I do not have SYSTEM_THREAD(ENABLED) for this particular project. I will enable it and most certainly give you some feedback. The same device that was giving this issue (with the same code) has been working just fine all day.
I will be working on it more this evening and let you know then.
Hey Friedl, I'm wondering why do you do that to yourself? Just kidding...
But still curious, is there a reason why you are not using that setting as the default for all your projects? I wonder what are the correct scenarios for this to be off, that's all.
Life is too easy... I want to try and make things more difficult for myself Just kidding of course... Less than a year ago getting Serial.print to work was an unimaginable achievement for me, so bare with me while I learn
Should this not maybe then be a default in DeviceOS then?? Like (SYSTEM_MODE, AUTOMATIC) Thanks for the tip though, will be sure to enable it.

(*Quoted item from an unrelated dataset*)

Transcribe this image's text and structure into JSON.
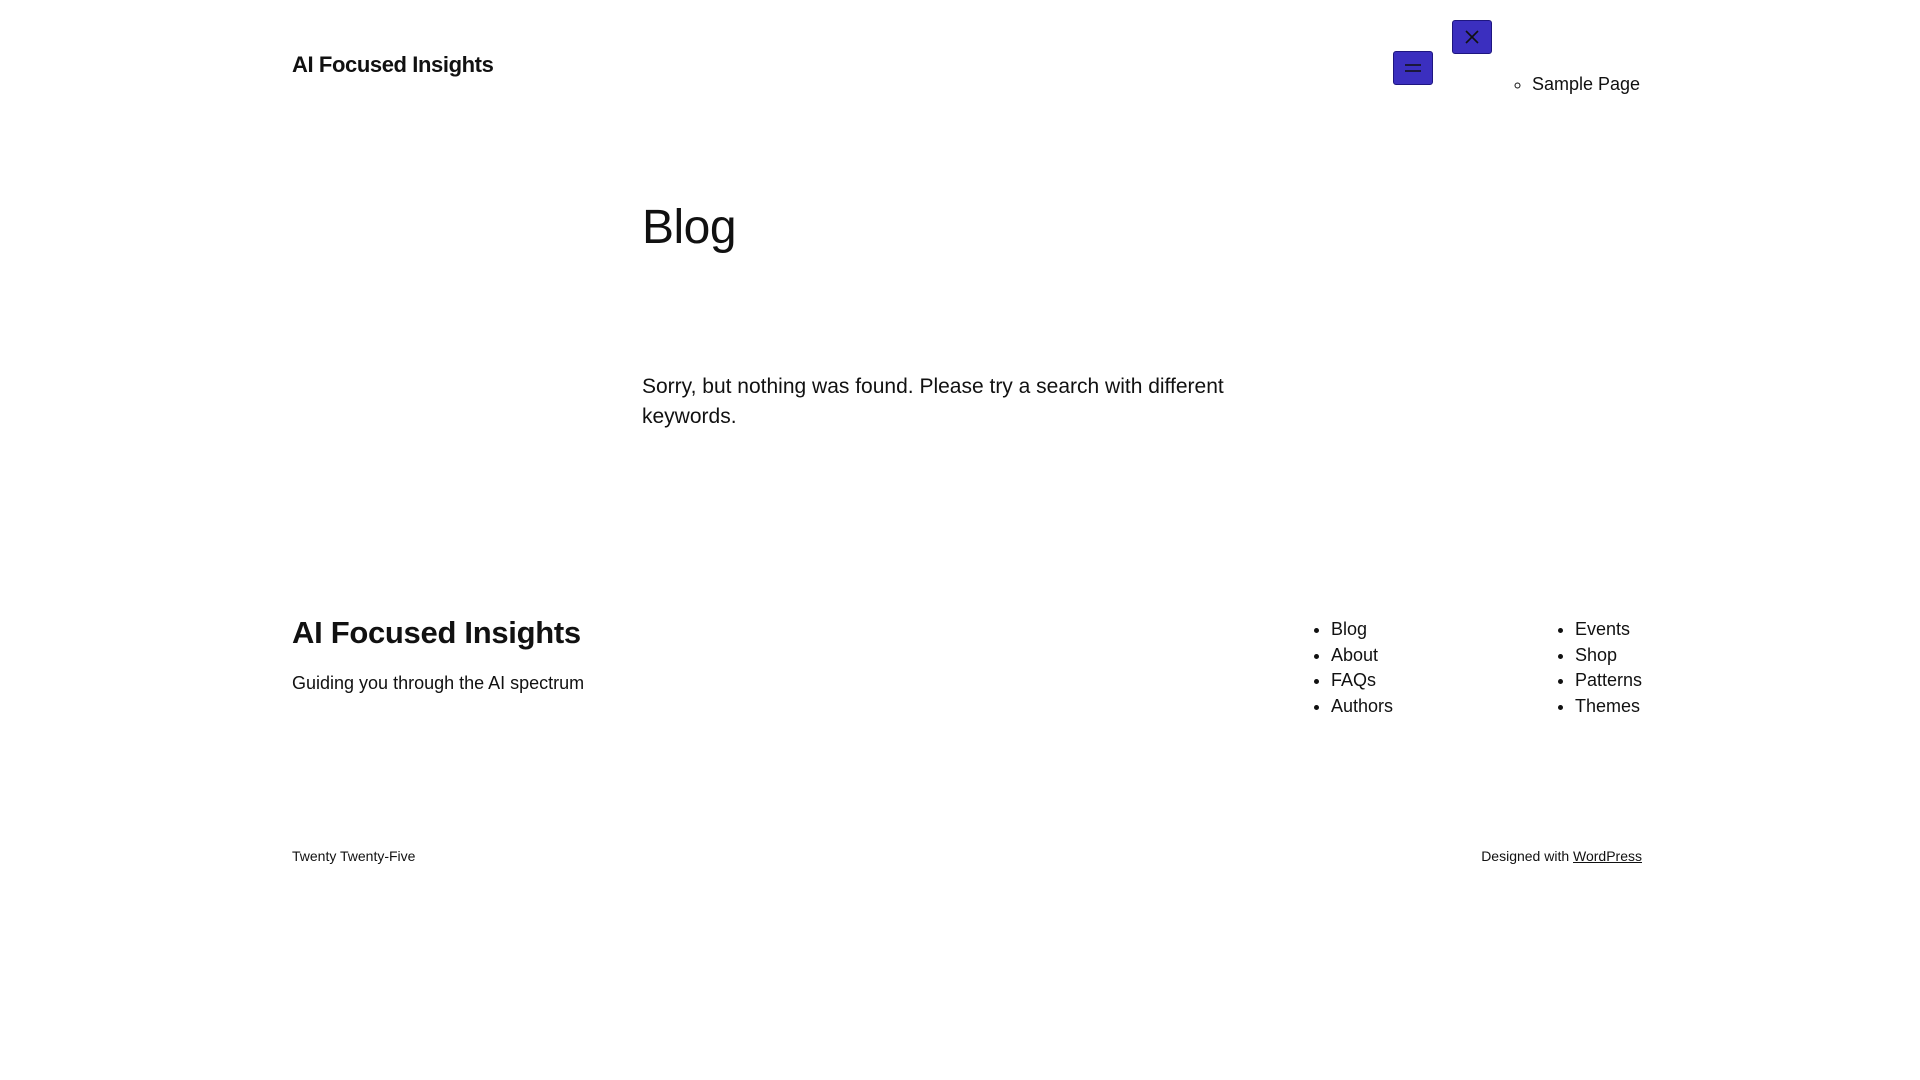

Apologies for all the trivial questions... I have been focusing almost exclusively on PCB design and hardware, left the programming part to the clever people

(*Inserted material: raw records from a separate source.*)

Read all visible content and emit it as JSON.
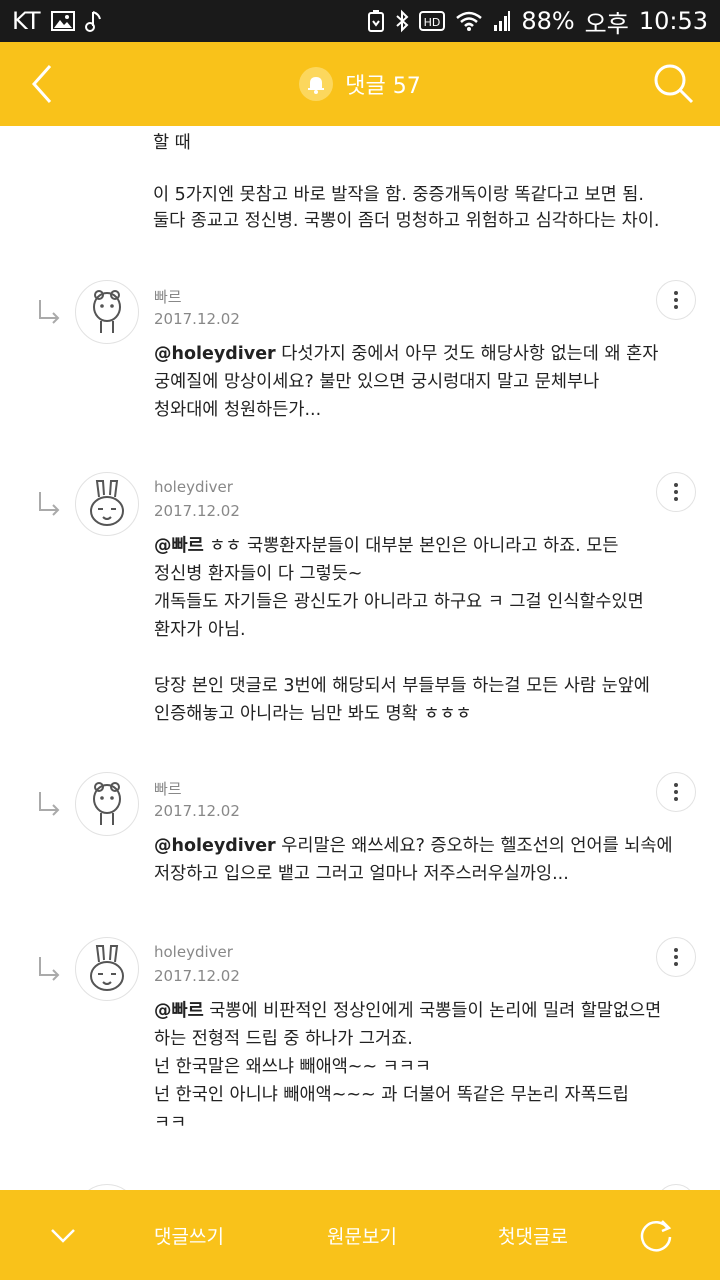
{
  "status": {
    "carrier": "KT",
    "battery": "88%",
    "ampm": "오후",
    "time": "10:53",
    "hd_badge": "HD"
  },
  "header": {
    "title": "댓글 57"
  },
  "top_comment": {
    "partial": "할 때",
    "line1": "이 5가지엔 못참고 바로 발작을 함. 중증개독이랑 똑같다고 보면 됨.",
    "line2": "둘다 종교고 정신병. 국뽕이 좀더 멍청하고 위험하고 심각하다는 차이."
  },
  "comments": [
    {
      "author": "빠르",
      "date": "2017.12.02",
      "mention": "@holeydiver",
      "lines": [
        " 다섯가지 중에서 아무 것도 해당사항 없는데 왜 혼자",
        "궁예질에 망상이세요? 불만 있으면 궁시렁대지 말고 문체부나",
        "청와대에 청원하든가..."
      ]
    },
    {
      "author": "holeydiver",
      "date": "2017.12.02",
      "mention": "@빠르",
      "lines": [
        " ㅎㅎ 국뽕환자분들이 대부분 본인은 아니라고 하죠. 모든",
        "정신병 환자들이 다 그렇듯~",
        "개독들도 자기들은 광신도가 아니라고 하구요 ㅋ 그걸 인식할수있면",
        "환자가 아님.",
        "",
        "당장 본인 댓글로 3번에 해당되서 부들부들 하는걸 모든 사람 눈앞에",
        "인증해놓고 아니라는 님만 봐도 명확 ㅎㅎㅎ"
      ]
    },
    {
      "author": "빠르",
      "date": "2017.12.02",
      "mention": "@holeydiver",
      "lines": [
        " 우리말은 왜쓰세요? 증오하는 헬조선의 언어를 뇌속에",
        "저장하고 입으로 뱉고 그러고 얼마나 저주스러우실까잉..."
      ]
    },
    {
      "author": "holeydiver",
      "date": "2017.12.02",
      "mention": "@빠르",
      "lines": [
        " 국뽕에 비판적인 정상인에게 국뽕들이 논리에 밀려 할말없으면",
        "하는 전형적 드립 중 하나가 그거죠.",
        "넌 한국말은 왜쓰냐 빼애액~~ ㅋㅋㅋ",
        "넌 한국인 아니냐 빼애액~~~ 과 더불어 똑같은 무논리 자폭드립",
        "ㅋㅋ"
      ]
    }
  ],
  "bottom": {
    "write": "댓글쓰기",
    "original": "원문보기",
    "first": "첫댓글로"
  },
  "colors": {
    "accent": "#f9c21a",
    "status_bar": "#1a1a1a",
    "meta_text": "#888888"
  }
}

You should always use SYSTEM_THREAD(ENABLED). There is basically no advantage of not using it, and since almost all commercial products use it, including Tracker Edge and Monitor Edge, threading is far more tested than non-threaded. And threads are actually always enabled even if system threading is off.
The reason system threading is not the default it changes the behavior of how setup() and loop() work. With the default of threading disabled and AUTOMATIC mode, setup() and loop() are only called when cloud-connected. With threading or a different SYSTEM_MODE, they always run. Now it's usually far more useful to have them run and just check if cloud connected if you need to, but it would be a breaking change in behavior.
Using SYSTEM_MODE(AUTOMATIC) is fine.
You'll notice that Tracker Edge and Monitor Edge use SYSTEM_MODE(SEMI_AUTOMATIC) and call Particle.connect() in setup(). This is good if you have a situation where you want to boot but not connect to the cloud.
We do not recommend using SYSTEM_MODE(MANUAL) except if you are using the device without cellular, Wi-Fi, or cloud. The MANUAL mode often behaves in ways you would not expect.
For client products I got used to using SYSTEM MODE (SEMI-AUTOMATIC) with SYSTEM_THREAD (ENABLED). In this case (for a tutorial that relies on the fact that the device needs to be connected to Particle Cloud) I am using SYSTEM_MODE(AUTOMATIC)
I think I have narrowed it down to the following scenario;
Device is running in SYSTEM_MODE(SEMI-AUTOMATIC)
Device is running a simple sketch flashing RGB LED and reading an Analog pin, with a serial print.
There is a 10s delay in the void loop()
SYSTEM_THREAD(ENABLED) was NOT enabled at the time
unable to flash via USB
unable to put device into DFU or SAFE MODE via USB
unable to flash via Cloud
I tried a brut-force approach and was finally able to flash. The flashing part was very slow, took about 2 minutes from the time it actually started flashing until complete. Current DeviceOS on the unit and the one selected in workbench matched.
Hope this helps. I will keep in mind to enable Threads when using semi automatic mode. As this was simply to test and I did not want to wait for cloud connections all the time, I did not think this would be necessary.
Hey, I suspect this delay was the culprit for the device not entering DFU mode, reason being during those 10 seconds the device is not attending other tasks when SYSTEM_THREAD(ENABLED) is not there, hence not receving the command go to DFU mode.